(Added note: thanks to Marilyn, TexWisGirl and Beatrice P. Boyd, I have identified the yellow plant as Yarrow. I looked it up and there are different types but from a page I visited here, it looks like this is a Fern Leaf Yarrow. If you click on the link you can read more.
Also the Lavender is Spanish Lavender which was cultivated in America as far back as 1735. It is native to the western Mediterranean, primarily the Pyrenees and other mountains in northern Spain. There is an article written here.)
I have been looking at this sundial since we first discovered the garden. There are different flowers planted around it every year, always giving it a fresh look.
The butterfly garden is also a favorite stop but there were none today....
not unless you counted this very pretty stained-glass-style butterfly ornament. I wouldn't mind that in our own garden.
These white flowers were everywhere.
Some more pretties....
and then not too far off the walking path we came across the ever present Canada Geese whose numbers didn't seem too overwhelming.

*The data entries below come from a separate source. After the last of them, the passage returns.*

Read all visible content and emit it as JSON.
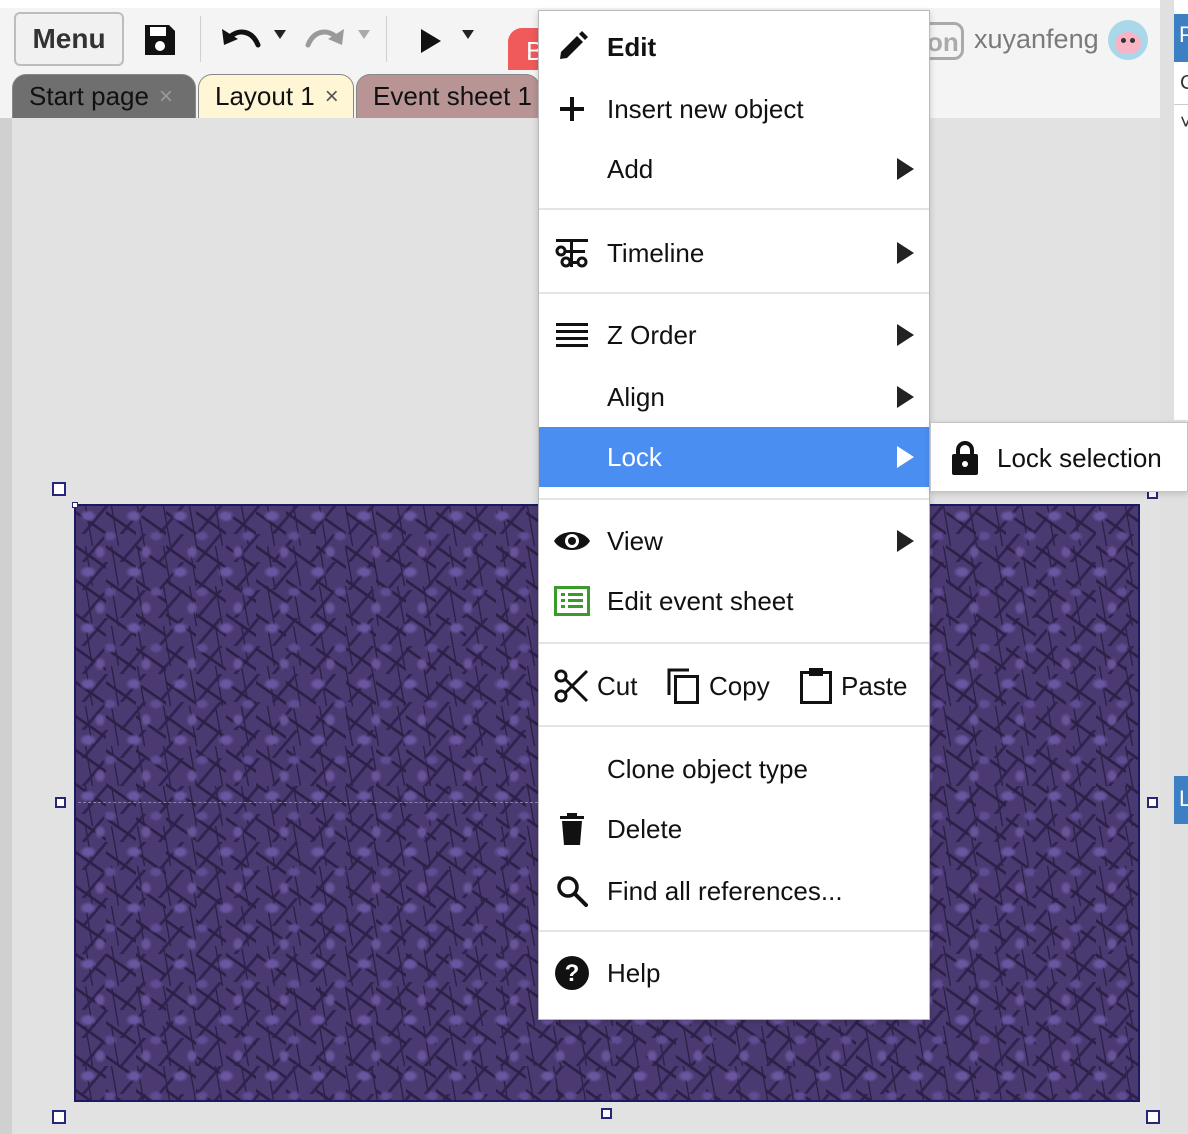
{
  "toolbar": {
    "menu_label": "Menu",
    "red_tab_letter": "B",
    "badge_text": "on",
    "username": "xuyanfeng"
  },
  "tabs": [
    {
      "label": "Start page",
      "close": "×"
    },
    {
      "label": "Layout 1",
      "close": "×"
    },
    {
      "label": "Event sheet 1",
      "close": ""
    }
  ],
  "context_menu": {
    "edit": "Edit",
    "insert_new_object": "Insert new object",
    "add": "Add",
    "timeline": "Timeline",
    "z_order": "Z Order",
    "align": "Align",
    "lock": "Lock",
    "view": "View",
    "edit_event_sheet": "Edit event sheet",
    "cut": "Cut",
    "copy": "Copy",
    "paste": "Paste",
    "clone_object_type": "Clone object type",
    "delete": "Delete",
    "find_all_references": "Find all references...",
    "help": "Help"
  },
  "submenu": {
    "lock_selection": "Lock selection"
  },
  "right_panel": {
    "tab1_letter": "P",
    "tab2_letter": "L",
    "row_char": "C",
    "row_chevron": "˅"
  },
  "colors": {
    "menu_highlight": "#4a8ef2",
    "edit_event_sheet_icon": "#3a9a2a",
    "red_tab": "#f05a5a",
    "panel_blue": "#3c7fc2",
    "tab_start_page": "#6f6f6f",
    "tab_layout": "#fff6d6",
    "tab_event_sheet": "#b89494"
  }
}
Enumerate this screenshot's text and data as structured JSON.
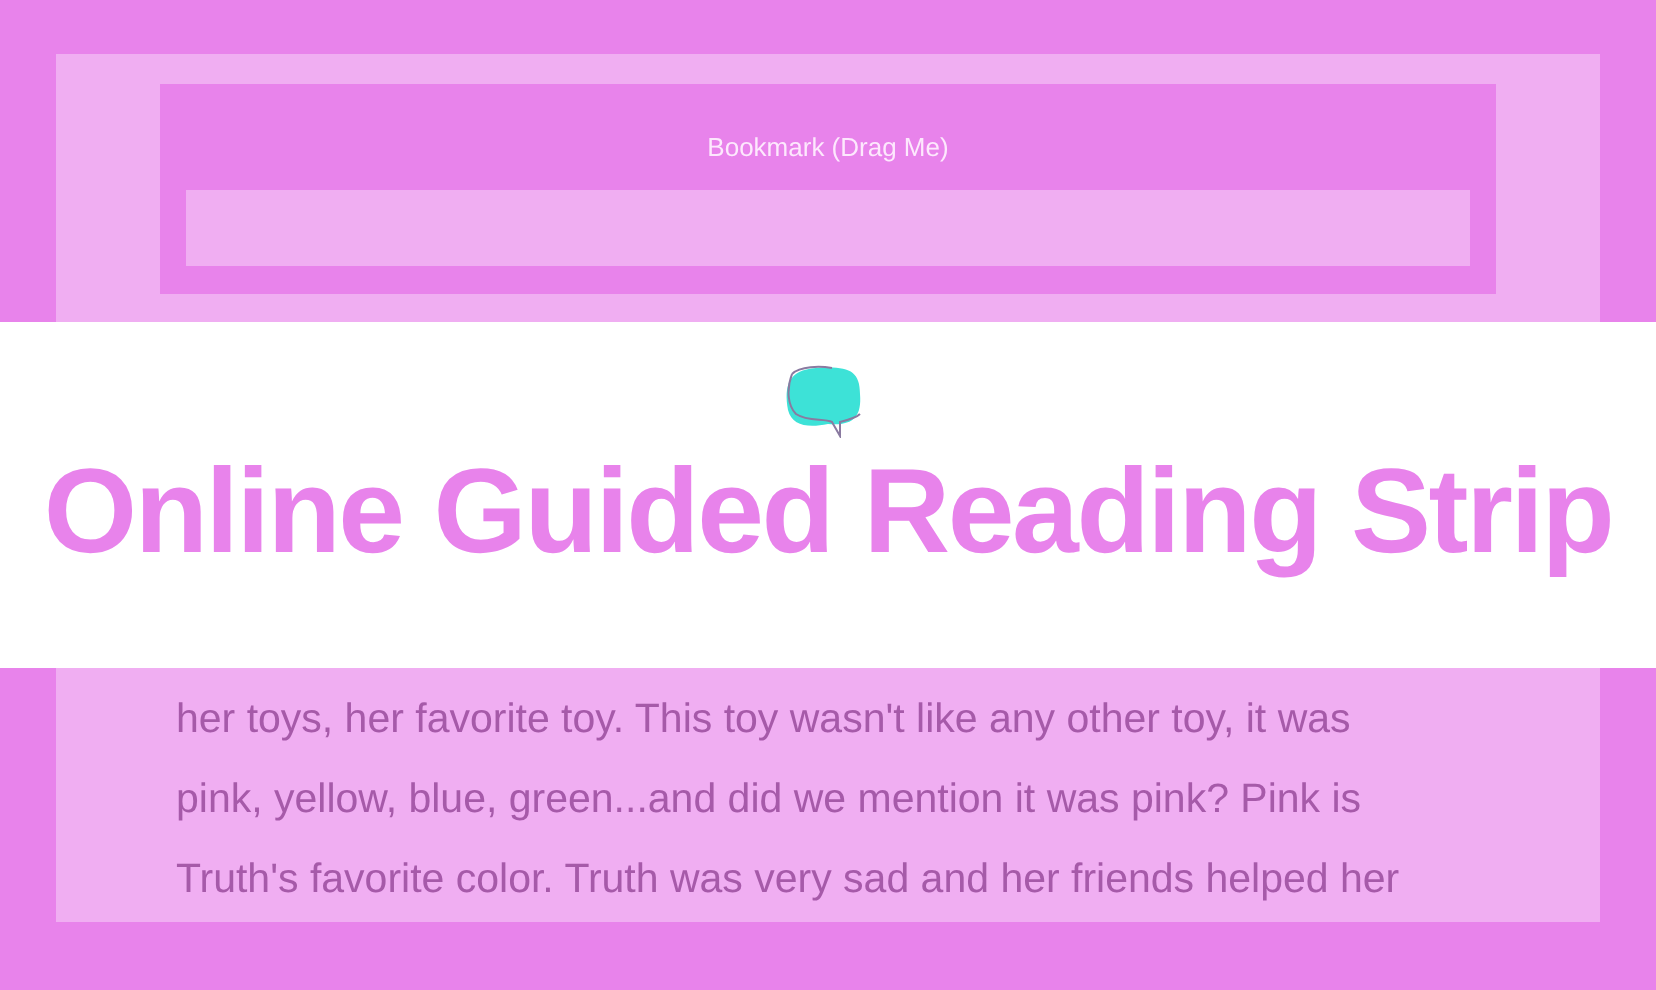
{
  "bookmark": {
    "label": "Bookmark (Drag Me)"
  },
  "header": {
    "title": "Online Guided Reading Strip"
  },
  "reading_text": {
    "lines": [
      "her toys, her favorite toy. This toy wasn't like any other toy, it was",
      "pink, yellow, blue, green...and did we mention it was pink? Pink is",
      "Truth's favorite color. Truth was very sad and her friends helped her"
    ]
  }
}
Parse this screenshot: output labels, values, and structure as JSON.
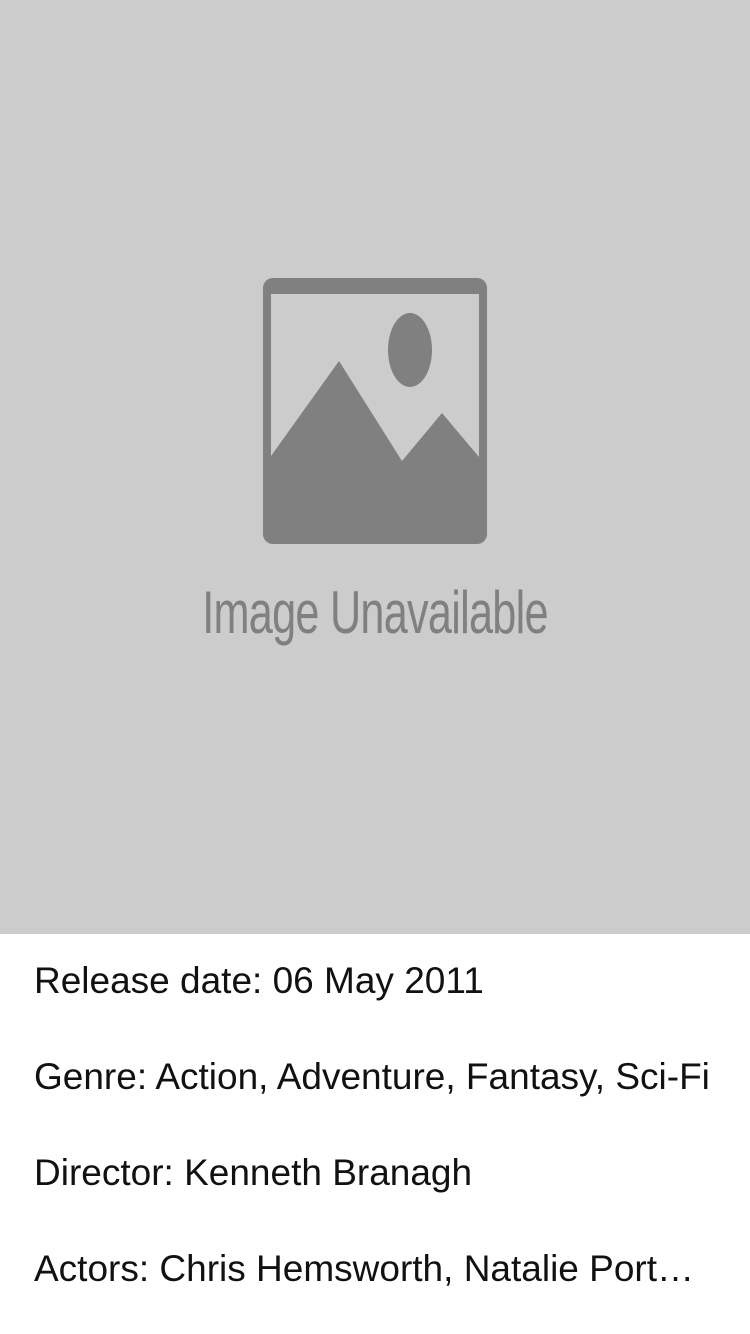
{
  "poster": {
    "icon": "image-placeholder-icon",
    "placeholder_text": "Image Unavailable",
    "background_color": "#cccccc",
    "icon_color": "#808080"
  },
  "details": {
    "release": "Release date: 06 May 2011",
    "genre": "Genre: Action, Adventure, Fantasy, Sci-Fi",
    "director": "Director: Kenneth Branagh",
    "actors": "Actors: Chris Hemsworth, Natalie Portman"
  }
}
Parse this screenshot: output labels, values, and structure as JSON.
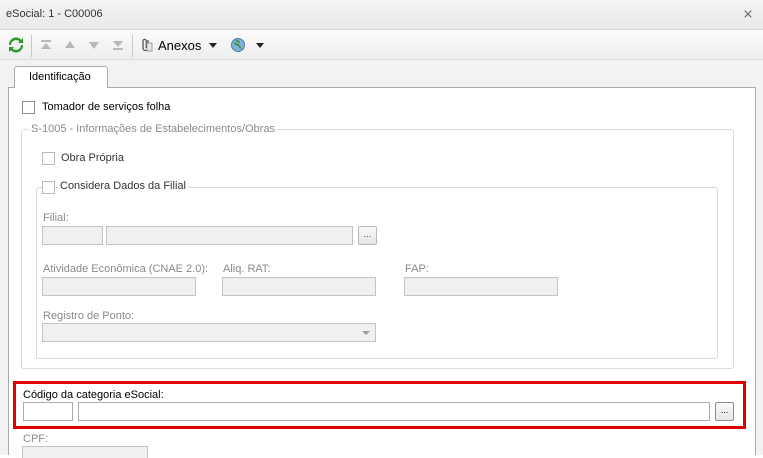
{
  "window": {
    "title": "eSocial: 1 - C00006",
    "close_icon": "close-icon"
  },
  "toolbar": {
    "refresh_icon": "refresh-icon",
    "first_icon": "first-record-icon",
    "prev_icon": "previous-record-icon",
    "next_icon": "next-record-icon",
    "last_icon": "last-record-icon",
    "attachments_icon": "paperclip-icon",
    "anexos_label": "Anexos",
    "globe_icon": "globe-icon"
  },
  "tabs": [
    {
      "label": "Identificação",
      "active": true
    }
  ],
  "form": {
    "tomador_label": "Tomador de serviços folha",
    "tomador_checked": false,
    "group_s1005": {
      "legend": "S-1005 - Informações de Estabelecimentos/Obras",
      "obra_propria_label": "Obra Própria",
      "considera_label": "Considera Dados da Filial",
      "filial_label": "Filial:",
      "filial_code": "",
      "filial_name": "",
      "lookup_button": "...",
      "cnae_label": "Atividade Econômica (CNAE 2.0):",
      "cnae_value": "",
      "aliq_rat_label": "Aliq. RAT:",
      "aliq_rat_value": "",
      "fap_label": "FAP:",
      "fap_value": "",
      "registro_ponto_label": "Registro de Ponto:",
      "registro_ponto_value": ""
    },
    "categoria": {
      "label": "Código da categoria eSocial:",
      "code": "",
      "description": "",
      "lookup_button": "..."
    },
    "cpf": {
      "label": "CPF:",
      "value": ""
    }
  },
  "colors": {
    "highlight": "#e00000",
    "accent_green": "#2e9a2e"
  }
}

However, this one objected to me walking along the path next to his family. He hissed a bit and bared his tongue. I'm not that close, I used the zoom on my camera and I didn't hang around too long, taking the photo on the fly.
We saw Chipmunks everywhere, either scurrying up tree trunks such as this one, or darting across the pathways in front of us.
I told him his cousins at home said hi.
He told me to tell him hi back.
That's the end of Part 1. Part 2 will be be shown soon.